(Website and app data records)

────────────────

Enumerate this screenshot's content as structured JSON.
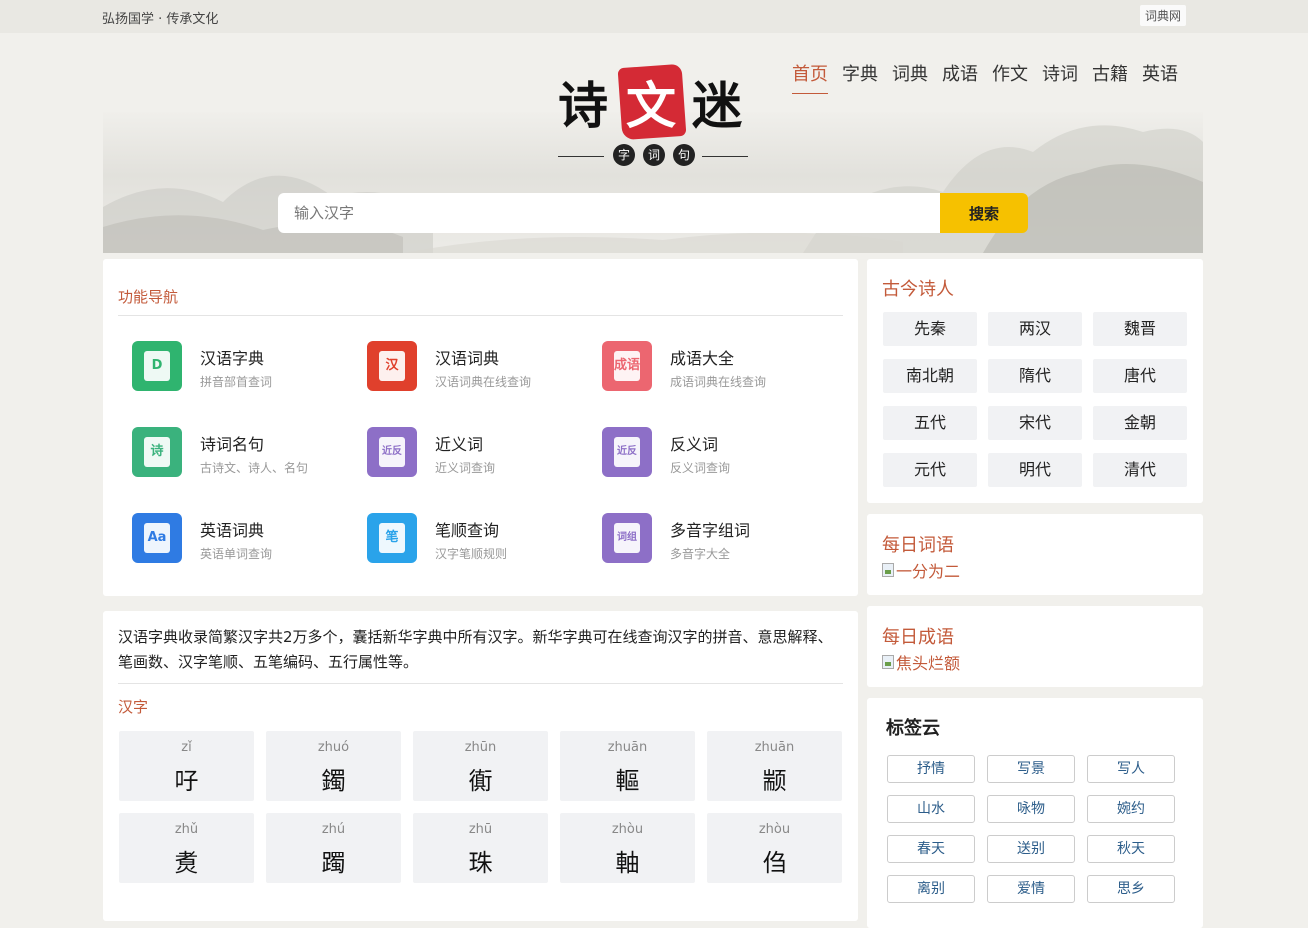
{
  "topbar": {
    "slogan": "弘扬国学 · 传承文化",
    "site_link": "词典网"
  },
  "logo": {
    "chars": [
      "诗",
      "文",
      "迷"
    ],
    "sub": [
      "字",
      "词",
      "句"
    ]
  },
  "nav": [
    "首页",
    "字典",
    "词典",
    "成语",
    "作文",
    "诗词",
    "古籍",
    "英语"
  ],
  "search": {
    "placeholder": "输入汉字",
    "value": "",
    "button": "搜索"
  },
  "func_nav": {
    "title": "功能导航",
    "items": [
      {
        "name": "汉语字典",
        "desc": "拼音部首查词",
        "icon": "dictionary-d-icon",
        "glyph": "D",
        "color": "#2fb46f"
      },
      {
        "name": "汉语词典",
        "desc": "汉语词典在线查询",
        "icon": "han-book-icon",
        "glyph": "汉",
        "color": "#e0402c"
      },
      {
        "name": "成语大全",
        "desc": "成语词典在线查询",
        "icon": "idiom-book-icon",
        "glyph": "成语",
        "color": "#ec6670"
      },
      {
        "name": "诗词名句",
        "desc": "古诗文、诗人、名句",
        "icon": "poem-book-icon",
        "glyph": "诗",
        "color": "#3ab27d"
      },
      {
        "name": "近义词",
        "desc": "近义词查询",
        "icon": "synonym-icon",
        "glyph": "近|反",
        "color": "#8d6fc7"
      },
      {
        "name": "反义词",
        "desc": "反义词查询",
        "icon": "antonym-icon",
        "glyph": "近|反",
        "color": "#8d6fc7"
      },
      {
        "name": "英语词典",
        "desc": "英语单词查询",
        "icon": "english-aa-icon",
        "glyph": "Aa",
        "color": "#2f7be3"
      },
      {
        "name": "笔顺查询",
        "desc": "汉字笔顺规则",
        "icon": "brush-stroke-icon",
        "glyph": "笔",
        "color": "#2aa3ea"
      },
      {
        "name": "多音字组词",
        "desc": "多音字大全",
        "icon": "polyphone-icon",
        "glyph": "词|组",
        "color": "#8d6fc7"
      }
    ]
  },
  "intro": {
    "text": "汉语字典收录简繁汉字共2万多个，囊括新华字典中所有汉字。新华字典可在线查询汉字的拼音、意思解释、笔画数、汉字笔顺、五笔编码、五行属性等。",
    "title": "汉字"
  },
  "hanzi": [
    {
      "py": "zǐ",
      "ch": "吇"
    },
    {
      "py": "zhuó",
      "ch": "鐲"
    },
    {
      "py": "zhūn",
      "ch": "衠"
    },
    {
      "py": "zhuān",
      "ch": "䡱"
    },
    {
      "py": "zhuān",
      "ch": "颛"
    },
    {
      "py": "zhǔ",
      "ch": "煑"
    },
    {
      "py": "zhú",
      "ch": "躅"
    },
    {
      "py": "zhū",
      "ch": "珠"
    },
    {
      "py": "zhòu",
      "ch": "軸"
    },
    {
      "py": "zhòu",
      "ch": "㑇"
    }
  ],
  "poets": {
    "title": "古今诗人",
    "eras": [
      "先秦",
      "两汉",
      "魏晋",
      "南北朝",
      "隋代",
      "唐代",
      "五代",
      "宋代",
      "金朝",
      "元代",
      "明代",
      "清代"
    ]
  },
  "daily_word": {
    "title": "每日词语",
    "alt": "一分为二"
  },
  "daily_idiom": {
    "title": "每日成语",
    "alt": "焦头烂额"
  },
  "tags": {
    "title": "标签云",
    "items": [
      "抒情",
      "写景",
      "写人",
      "山水",
      "咏物",
      "婉约",
      "春天",
      "送别",
      "秋天",
      "离别",
      "爱情",
      "思乡"
    ]
  }
}
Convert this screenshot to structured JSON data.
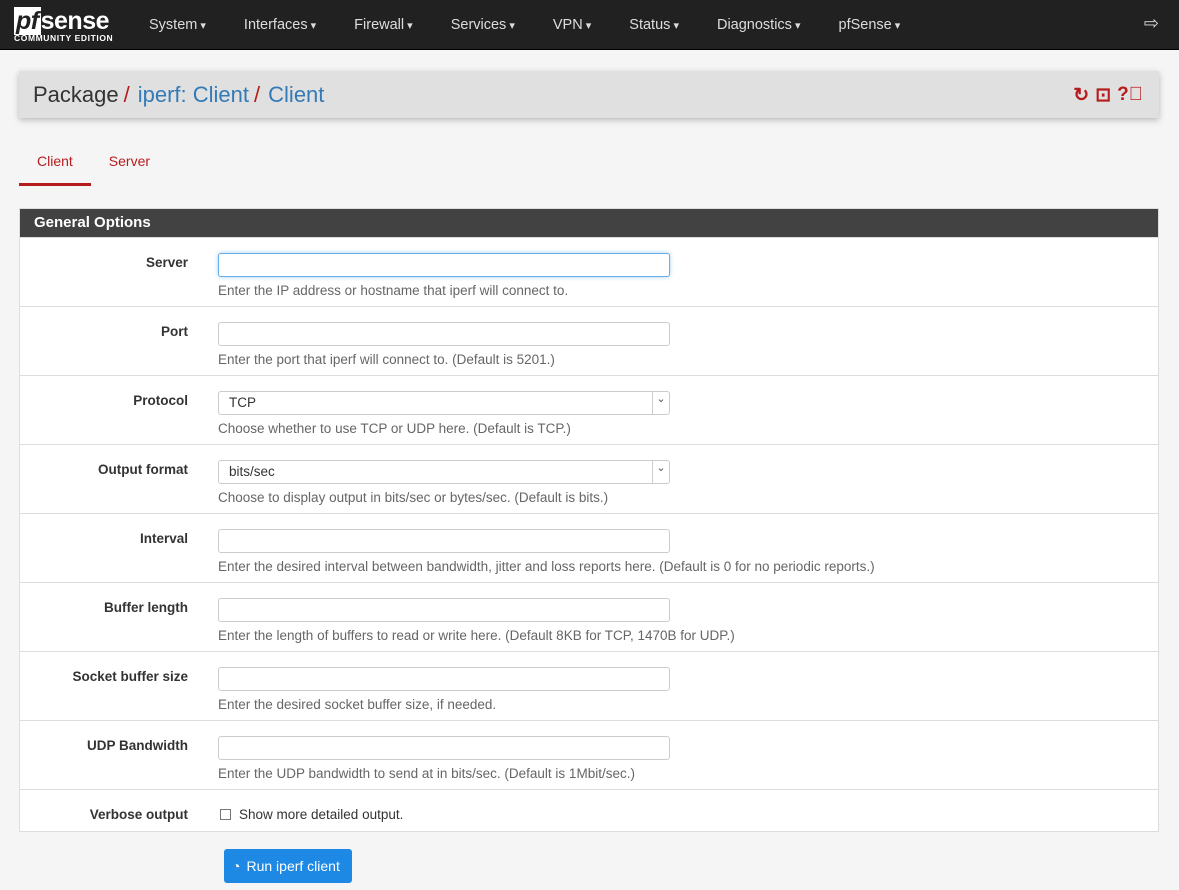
{
  "nav": {
    "logo_main": "pfsense",
    "logo_sub": "COMMUNITY EDITION",
    "items": [
      "System",
      "Interfaces",
      "Firewall",
      "Services",
      "VPN",
      "Status",
      "Diagnostics",
      "pfSense"
    ]
  },
  "breadcrumb": {
    "root": "Package",
    "mid": "iperf: Client",
    "current": "Client"
  },
  "tabs": [
    "Client",
    "Server"
  ],
  "panel_title": "General Options",
  "fields": [
    {
      "label": "Server",
      "value": "",
      "help": "Enter the IP address or hostname that iperf will connect to."
    },
    {
      "label": "Port",
      "value": "",
      "help": "Enter the port that iperf will connect to. (Default is 5201.)"
    },
    {
      "label": "Protocol",
      "value": "TCP",
      "help": "Choose whether to use TCP or UDP here. (Default is TCP.)"
    },
    {
      "label": "Output format",
      "value": "bits/sec",
      "help": "Choose to display output in bits/sec or bytes/sec. (Default is bits.)"
    },
    {
      "label": "Interval",
      "value": "",
      "help": "Enter the desired interval between bandwidth, jitter and loss reports here. (Default is 0 for no periodic reports.)"
    },
    {
      "label": "Buffer length",
      "value": "",
      "help": "Enter the length of buffers to read or write here. (Default 8KB for TCP, 1470B for UDP.)"
    },
    {
      "label": "Socket buffer size",
      "value": "",
      "help": "Enter the desired socket buffer size, if needed."
    },
    {
      "label": "UDP Bandwidth",
      "value": "",
      "help": "Enter the UDP bandwidth to send at in bits/sec. (Default is 1Mbit/sec.)"
    }
  ],
  "verbose": {
    "label": "Verbose output",
    "text": "Show more detailed output.",
    "checked": false
  },
  "run_button": "Run iperf client"
}
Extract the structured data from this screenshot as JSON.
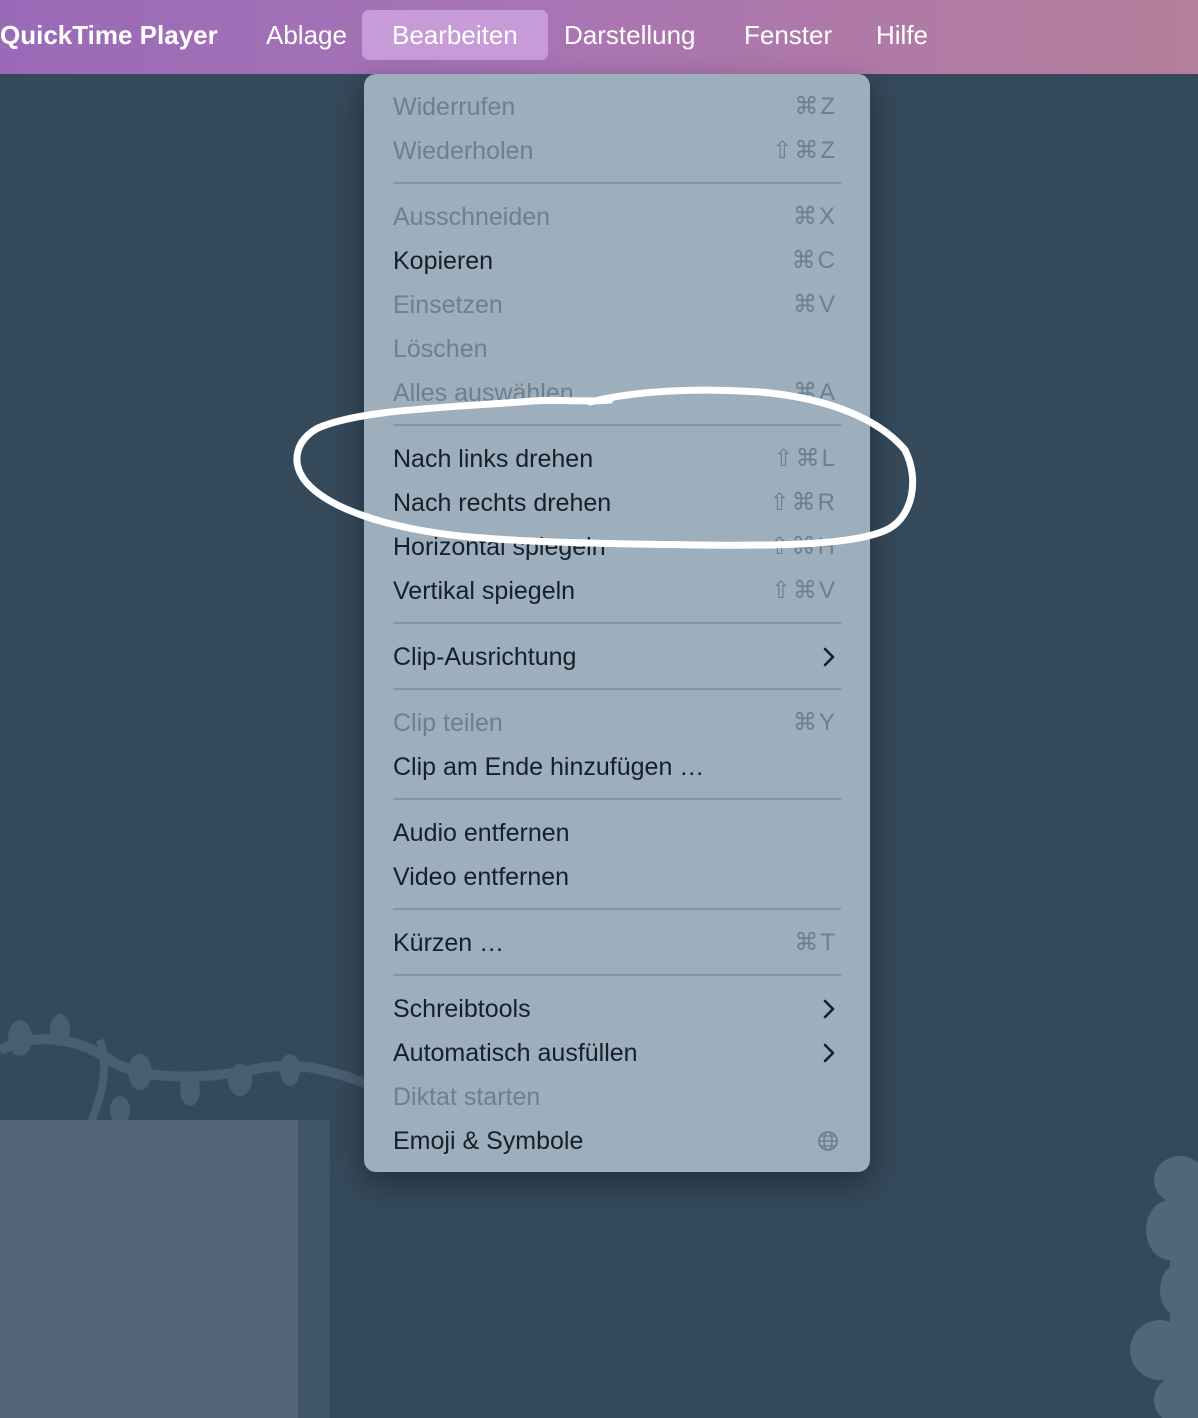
{
  "menubar": {
    "app": "QuickTime Player",
    "items": [
      "Ablage",
      "Bearbeiten",
      "Darstellung",
      "Fenster",
      "Hilfe"
    ]
  },
  "menu": {
    "items": [
      {
        "label": "Widerrufen",
        "shortcut": "⌘Z",
        "enabled": false
      },
      {
        "label": "Wiederholen",
        "shortcut": "⇧⌘Z",
        "enabled": false
      },
      {
        "label": "Ausschneiden",
        "shortcut": "⌘X",
        "enabled": false
      },
      {
        "label": "Kopieren",
        "shortcut": "⌘C",
        "enabled": true
      },
      {
        "label": "Einsetzen",
        "shortcut": "⌘V",
        "enabled": false
      },
      {
        "label": "Löschen",
        "shortcut": "",
        "enabled": false
      },
      {
        "label": "Alles auswählen",
        "shortcut": "⌘A",
        "enabled": false
      },
      {
        "label": "Nach links drehen",
        "shortcut": "⇧⌘L",
        "enabled": true
      },
      {
        "label": "Nach rechts drehen",
        "shortcut": "⇧⌘R",
        "enabled": true
      },
      {
        "label": "Horizontal spiegeln",
        "shortcut": "⇧⌘H",
        "enabled": true
      },
      {
        "label": "Vertikal spiegeln",
        "shortcut": "⇧⌘V",
        "enabled": true
      },
      {
        "label": "Clip-Ausrichtung",
        "submenu": true,
        "enabled": true
      },
      {
        "label": "Clip teilen",
        "shortcut": "⌘Y",
        "enabled": false
      },
      {
        "label": "Clip am Ende hinzufügen …",
        "shortcut": "",
        "enabled": true
      },
      {
        "label": "Audio entfernen",
        "shortcut": "",
        "enabled": true
      },
      {
        "label": "Video entfernen",
        "shortcut": "",
        "enabled": true
      },
      {
        "label": "Kürzen …",
        "shortcut": "⌘T",
        "enabled": true
      },
      {
        "label": "Schreibtools",
        "submenu": true,
        "enabled": true
      },
      {
        "label": "Automatisch ausfüllen",
        "submenu": true,
        "enabled": true
      },
      {
        "label": "Diktat starten",
        "shortcut": "",
        "enabled": false
      },
      {
        "label": "Emoji & Symbole",
        "icon": "globe-icon",
        "enabled": true
      }
    ]
  },
  "annotation": {
    "icon": "hand-drawn-circle",
    "color": "#ffffff"
  },
  "colors": {
    "menubar_start": "#9a6ab8",
    "menubar_end": "#b47f9a",
    "menu_bg": "#9daebd",
    "desktop": "#33495a"
  }
}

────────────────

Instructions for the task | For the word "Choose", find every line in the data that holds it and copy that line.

Response |
      "help": "Choose whether to use TCP or UDP here. (Default is TCP.)"
      "help": "Choose to display output in bits/sec or bytes/sec. (Default is bits.)"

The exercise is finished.